Rats are one of the oldest nuisances of urban life, and like many cities across the U.S., DC hasn’t been able to stamp out its thriving rodent population—our nation’s capital is still one of the rattiest cities in the country. While the District has taken steps to address the issue, some DC residents have turned to their own means of pest control.
Rat-hunting dogs, for example, now patrol Georgetown and Adams Morgan to catch and kill rats. But they are not the only four-footed mercenaries out there.
Blue Collar Cats is a Humane Rescue Alliance program founded in 2017 that sends out “community cats”—street cats unaccustomed to people—from their Cat Neighborhood Partnership Program (CatNiPP) to different DC neighborhoods to serve as a “rat patrol.” After an application is accepted—applicants are usually a group of several neighbors—the program delivers the cat to its new location, where it spends four weeks “deep decompressing” in an extra large dog crate with all the essentials.
“The caregivers or adopters visit the cat daily to refresh the food, water, and litter, but they don’t open the crate. That’s the acclimation period,” says Maureen Sosa, director of pet support and adoptions at the Humane Rescue Alliance. “After that, they open the crate door and the cat can come and go as they please. They continue to feed them to keep them coming back, and that’s kind of the time that they learn their area.”
Since its inception, Blue Collar Cats has placed over 400 of these working cats throughout DC, Maryland, and Virginia. “So that’s 400 cats that may have not had a successful life outcome at one of our sister shelters that doesn’t have options for placing these cats,” Sosa says.

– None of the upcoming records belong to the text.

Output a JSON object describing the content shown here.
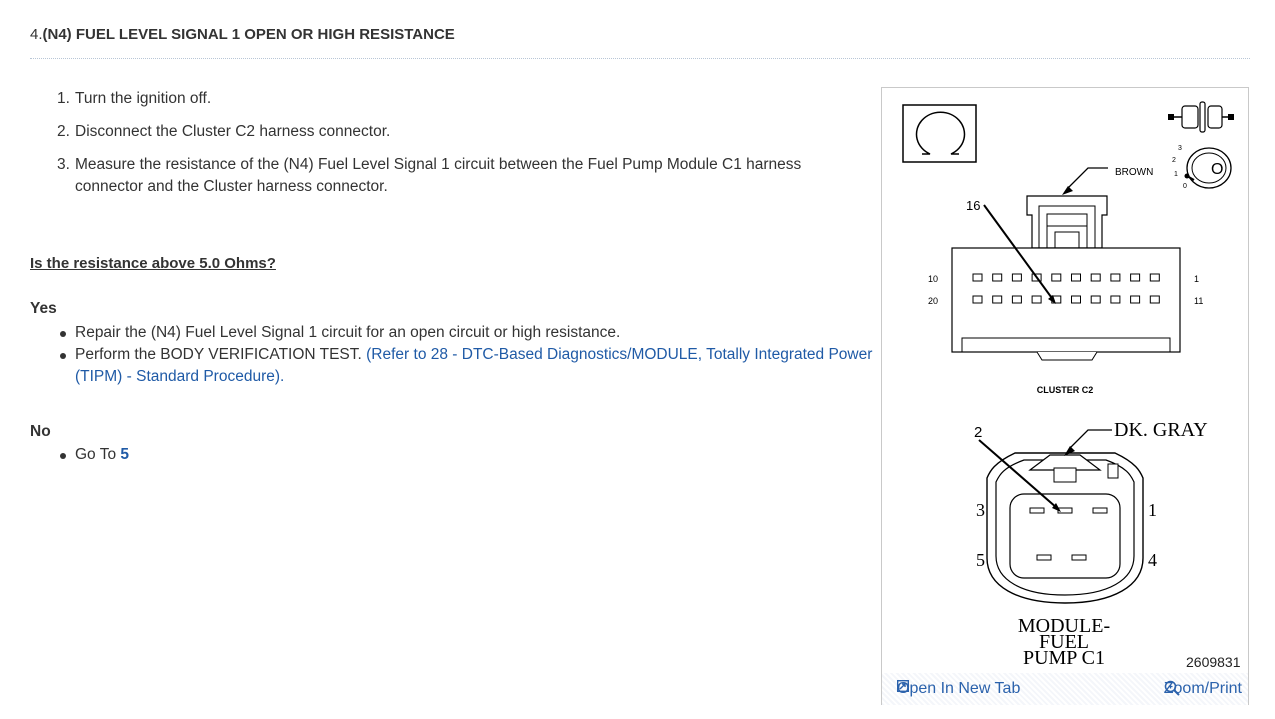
{
  "heading": {
    "number": "4.",
    "title": "(N4) FUEL LEVEL SIGNAL 1 OPEN OR HIGH RESISTANCE"
  },
  "steps": [
    {
      "num": "1.",
      "text": "Turn the ignition off."
    },
    {
      "num": "2.",
      "text": "Disconnect the Cluster C2 harness connector."
    },
    {
      "num": "3.",
      "text": "Measure the resistance of the (N4) Fuel Level Signal 1 circuit between the Fuel Pump Module C1 harness connector and the Cluster harness connector."
    }
  ],
  "question": "Is the resistance above 5.0 Ohms?",
  "yes": {
    "label": "Yes",
    "item1": "Repair the (N4) Fuel Level Signal 1 circuit for an open circuit or high resistance.",
    "item2_text": "Perform the BODY VERIFICATION TEST.",
    "item2_link": "(Refer to 28 - DTC-Based Diagnostics/MODULE, Totally Integrated Power (TIPM) - Standard Procedure)."
  },
  "no": {
    "label": "No",
    "goto_text": "Go To",
    "goto_link": "5"
  },
  "figure": {
    "brown": "BROWN",
    "pin16": "16",
    "row1_left": "10",
    "row1_right": "1",
    "row2_left": "20",
    "row2_right": "11",
    "cluster_label": "CLUSTER C2",
    "dk_gray": "DK. GRAY",
    "pin2": "2",
    "pin3": "3",
    "pin1": "1",
    "pin5": "5",
    "pin4": "4",
    "module_line1": "MODULE-",
    "module_line2": "FUEL",
    "module_line3": "PUMP C1",
    "key_positions": [
      "3",
      "2",
      "1",
      "0"
    ],
    "key_letter": "O",
    "figure_id": "2609831",
    "open_new_tab": "Open In New Tab",
    "zoom_print": "Zoom/Print"
  },
  "colors": {
    "link": "#1f5aa6",
    "text": "#333333"
  }
}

But the question remains: Just how effective are these cats against the rat population? And how does using cats to control rats compare to employing rat-hunting dogs?
“[Cats] don’t even really have to always do anything, just their presence a lot of times will drive rodents away,” says Sosa. “I think they’re an effective kind of deterrent. Restaurants and homeowners have used it and had a lot of success.”
Logan Circle resident Jessica Drake, 39, is a fan of the program, citing the benefit of “no longer having a rat jump out of my garage.” She says that after joining the program in December 2019, “we have seen no evidence that they have killed rodents, but we have also seen no evidence of rodents around since.”
The HRA is critical of using rat-hunting dogs, because the dogs kill by shaking the rodents aggressively to break their necks. According to an HRA statement emailed to Washingtonian, “killing rodents this way is extremely inhumane. It is also an ineffective means of management for an entrenched rodent population.”
The dog owners don’t see it that way.
“Cats are usually one and done,” says rat-hunting dog owner Bomani Mtume. “They’re not going to do more than one rat because that’s just how they do [it]. These dogs just keep going and going and going. They’ll put them down and just get ready to get another one. That’s what they were bred for, you know?”
But Bobby Corrigan, an unofficial “rat czar” in New York City with a PhD in urban rodentology, is skeptical of the use of either cats or dogs to control rats. Corrigan does acknowledge that cats in DC aren’t as likely as dogs to just kill rats. “If you ever took on a fully grown rat in DC—and I have—what you realize is that before they die, they are going to fight strongly. They’re very, very agile and very gymnastic.”
He does note that there are “really good papers by really good researchers” that link the presence of cats and cat urine with driving rodents away from certain spots. But even still, he says that there’s a slim chance of cats being truly effective rodent deterrents unless the environment, size of the rat population, and the humans around them are all in the cats’ favor. Translation: In DC, there are a lot more rats than cats.
Corrigan doesn’t think dogs are a viable long-term solution either: “Dogs will always kill some rats. So what? There’s probably 500 more that took off someplace in the sewers.”
The only scientifically proven way to keep rats away, Corrigan says, is by coming together as neighbors to ensure that everyone’s trash is disposed of securely: “It only takes trash from one property to feed an entire colony of rats.”